May 8, 2002

Dear Representative:

We write as a nonpartisan coalition of organizations from across the country to urge you to support a framework of privacy protection for personal information that incorporates Fair Information Practices (FIPs). FIPs clearly define the responsibilities that entities assume when collecting individuals' personal information. We recommend that legislation considered by the Committee be evaluated by the statement of FIPs included in this letter.

Public opinion polls show clear support for the meaningful protections that FIPs provide. A number of recent polls show that Americans are "highly concerned" about their privacy and that legislation is preferred over self-regulatory "trust" programs.

Privacy Legislation based on FIPs would include the following elements:

In addition to FIPs, privacy legislation should incorporate independent enforcement and oversight by the Federal Trade Commission and by State Attorneys General. Privacy legislation can stimulate commerce through the promotion of genuine Privacy Enhancing Technologies-systems that help individuals remain anonymous or limit the collection of personal information. There is also a role for restrictions on surveillance technologies in privacy legislation.

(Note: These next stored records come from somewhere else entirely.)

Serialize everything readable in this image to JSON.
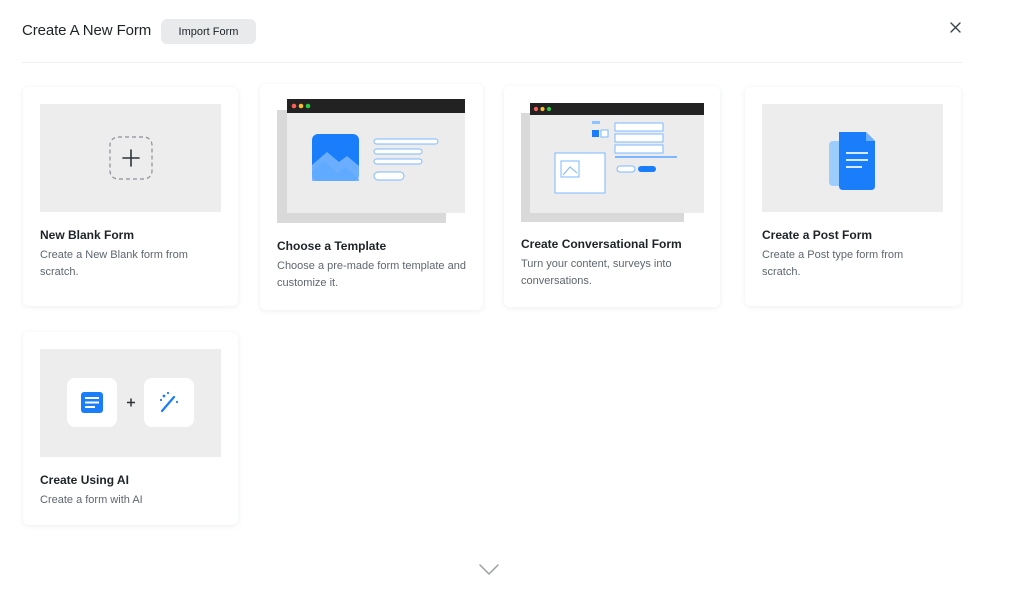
{
  "header": {
    "title": "Create A New Form",
    "import_label": "Import Form",
    "close_icon": "close-icon"
  },
  "cards": [
    {
      "id": "new-blank",
      "title": "New Blank Form",
      "desc": "Create a New Blank form from scratch.",
      "icon": "plus-icon"
    },
    {
      "id": "template",
      "title": "Choose a Template",
      "desc": "Choose a pre-made form template and customize it.",
      "icon": "template-illustration"
    },
    {
      "id": "conversational",
      "title": "Create Conversational Form",
      "desc": "Turn your content, surveys into conversations.",
      "icon": "conversational-illustration"
    },
    {
      "id": "post",
      "title": "Create a Post Form",
      "desc": "Create a Post type form from scratch.",
      "icon": "document-icon"
    },
    {
      "id": "ai",
      "title": "Create Using AI",
      "desc": "Create a form with AI",
      "icon": "form-plus-ai-wand-icons"
    }
  ],
  "footer": {
    "scroll_icon": "chevron-down-icon"
  },
  "colors": {
    "accent": "#1a7efb",
    "thumb_bg": "#ededed",
    "dark_bar": "#222222"
  }
}
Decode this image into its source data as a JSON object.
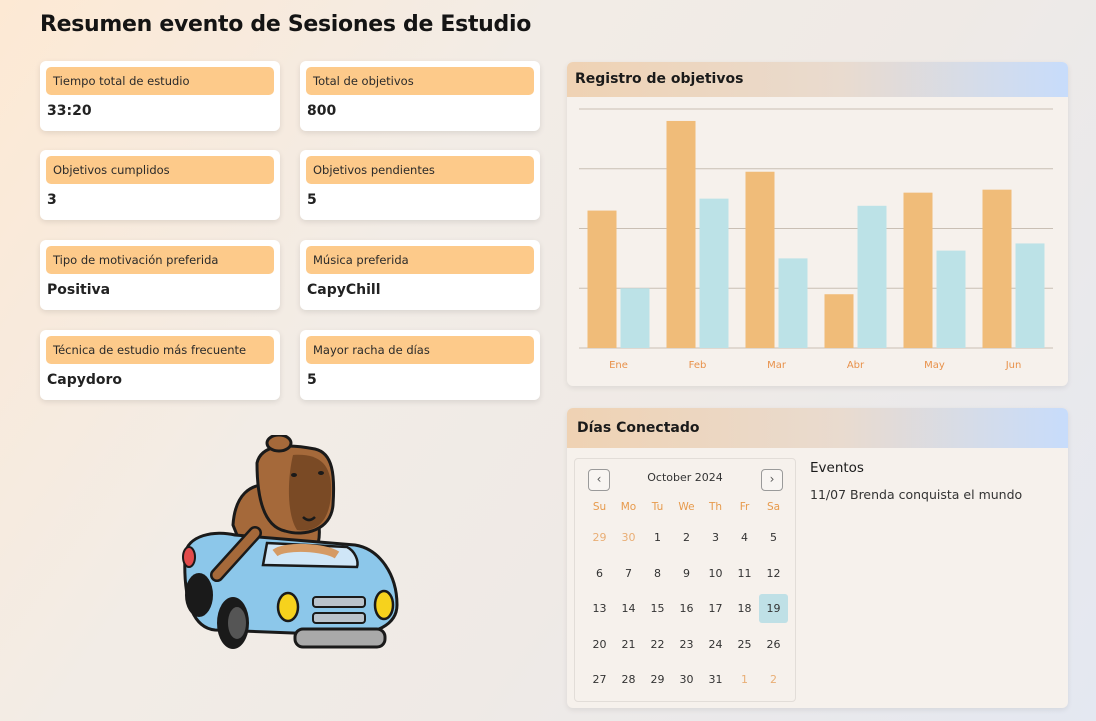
{
  "page": {
    "title": "Resumen evento de Sesiones de Estudio"
  },
  "stats": [
    {
      "label": "Tiempo total de estudio",
      "value": "33:20"
    },
    {
      "label": "Total de objetivos",
      "value": "800"
    },
    {
      "label": "Objetivos cumplidos",
      "value": "3"
    },
    {
      "label": "Objetivos pendientes",
      "value": "5"
    },
    {
      "label": "Tipo de motivación preferida",
      "value": "Positiva"
    },
    {
      "label": "Música preferida",
      "value": "CapyChill"
    },
    {
      "label": "Técnica de estudio más frecuente",
      "value": "Capydoro"
    },
    {
      "label": "Mayor racha de días",
      "value": "5"
    }
  ],
  "goals_panel": {
    "title": "Registro de objetivos"
  },
  "chart_data": {
    "type": "bar",
    "categories": [
      "Ene",
      "Feb",
      "Mar",
      "Abr",
      "May",
      "Jun"
    ],
    "series": [
      {
        "values": [
          2.3,
          3.8,
          2.95,
          0.9,
          2.6,
          2.65
        ],
        "color": "#f0bc79"
      },
      {
        "values": [
          1.0,
          2.5,
          1.5,
          2.38,
          1.63,
          1.75
        ],
        "color": "#bce2e7"
      }
    ],
    "ylim": [
      0,
      4
    ],
    "grid": true,
    "tick_color": "#e8914a"
  },
  "calendar_panel": {
    "title": "Días Conectado",
    "month_label": "October 2024",
    "prev_symbol": "‹",
    "next_symbol": "›",
    "weekdays": [
      "Su",
      "Mo",
      "Tu",
      "We",
      "Th",
      "Fr",
      "Sa"
    ],
    "weeks": [
      [
        "29",
        "30",
        "1",
        "2",
        "3",
        "4",
        "5"
      ],
      [
        "6",
        "7",
        "8",
        "9",
        "10",
        "11",
        "12"
      ],
      [
        "13",
        "14",
        "15",
        "16",
        "17",
        "18",
        "19"
      ],
      [
        "20",
        "21",
        "22",
        "23",
        "24",
        "25",
        "26"
      ],
      [
        "27",
        "28",
        "29",
        "30",
        "31",
        "1",
        "2"
      ]
    ],
    "selected_day": "19",
    "events_title": "Eventos",
    "events": [
      "11/07 Brenda conquista el mundo"
    ]
  },
  "mascot": {
    "icon": "capybara-car-illustration"
  }
}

Additionally, the ability of states to develop supplementary protections to federal law is of great importance in privacy legislation and consumer law generally. Most privacy laws do not preempt the right of states to craft extra protections for individuals. States have supplemented federal law with protections that afford individuals more time to bring actions in court for violations, and protections that are tailored to the sensitivities of smaller constituencies. In supplementing federal law, states can experiment with different approaches, and serve as laboratories of democracy.

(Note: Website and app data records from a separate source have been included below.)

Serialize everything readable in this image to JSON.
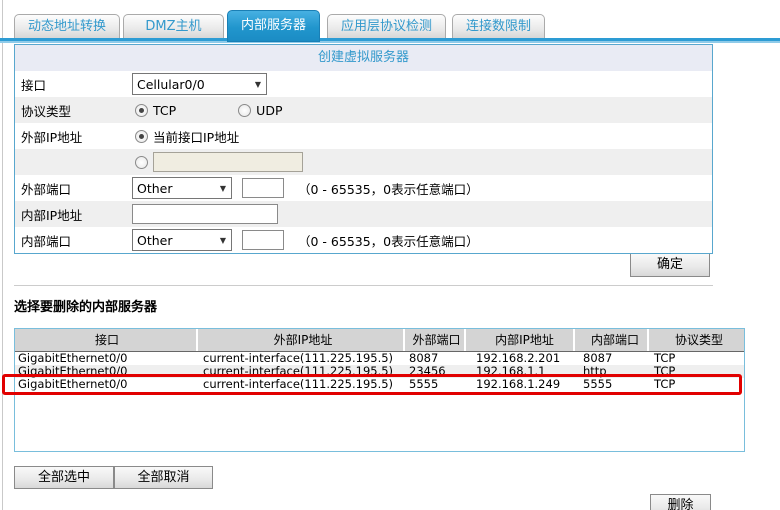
{
  "tabs": [
    {
      "label": "动态地址转换",
      "active": false
    },
    {
      "label": "DMZ主机",
      "active": false
    },
    {
      "label": "内部服务器",
      "active": true
    },
    {
      "label": "应用层协议检测",
      "active": false
    },
    {
      "label": "连接数限制",
      "active": false
    }
  ],
  "form": {
    "title": "创建虚拟服务器",
    "interface_label": "接口",
    "interface_value": "Cellular0/0",
    "protocol_label": "协议类型",
    "protocol_tcp": "TCP",
    "protocol_udp": "UDP",
    "protocol_selected": "TCP",
    "external_ip_label": "外部IP地址",
    "external_ip_current_option": "当前接口IP地址",
    "external_ip_custom_value": "",
    "external_port_label": "外部端口",
    "external_port_select_value": "Other",
    "external_port_value": "",
    "port_hint": "（0 - 65535，0表示任意端口）",
    "internal_ip_label": "内部IP地址",
    "internal_ip_value": "",
    "internal_port_label": "内部端口",
    "internal_port_select_value": "Other",
    "internal_port_value": "",
    "submit_label": "确定"
  },
  "delete_section": {
    "title": "选择要删除的内部服务器",
    "table": {
      "headers": [
        "接口",
        "外部IP地址",
        "外部端口",
        "内部IP地址",
        "内部端口",
        "协议类型"
      ],
      "rows": [
        [
          "GigabitEthernet0/0",
          "current-interface(111.225.195.5)",
          "8087",
          "192.168.2.201",
          "8087",
          "TCP"
        ],
        [
          "GigabitEthernet0/0",
          "current-interface(111.225.195.5)",
          "23456",
          "192.168.1.1",
          "http",
          "TCP"
        ],
        [
          "GigabitEthernet0/0",
          "current-interface(111.225.195.5)",
          "5555",
          "192.168.1.249",
          "5555",
          "TCP"
        ]
      ],
      "highlighted_row_index": 2
    },
    "select_all_label": "全部选中",
    "deselect_all_label": "全部取消",
    "delete_label": "删除"
  },
  "colors": {
    "accent_blue": "#2d9cd4",
    "tab_text_blue": "#3399cc",
    "form_border_blue": "#58a7ce",
    "table_border_blue": "#79bedc",
    "highlight_red": "#e10000",
    "alt_row_gray": "#efefef"
  }
}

Finally, in the interests of both personal privacy and international commerce, American law should not hinder international enforcement of privacy law.

A failure to establish strong safeguards in law has resulted in economic harm to commerce and growing public concern on privacy. We urge you to use the FIPs outlined in this letter to evaluate privacy legislation that comes before the committee.


Marc Rotenberg
Executive Director

Chris Hoofnagle
Legislative Counsel
Electronic Privacy Information Center

Coralee Whitcomb
Computer Professional for Social Responsibility

Susan Grant
Vice President for Public Policy
National Consumers League

Beth Givens
Privacy Rights Clearinghouse

Remar Sutton

Jason Catlett
Junkbusters Corp.

Edmund Mierzwinski
Consumer Program Director
U.S. Public Interest Research Group (PIRG)

Ken McEldowney
Executive Director
Consumer Action

Evan Hendricks
Privacy Times

James Love
Consumer Project on Technology

J.C. Pierce

Tracey Thomas

Carole Doeppers
Consumer Privacy and Health Data Protection Consultant
Madison, Wisconsin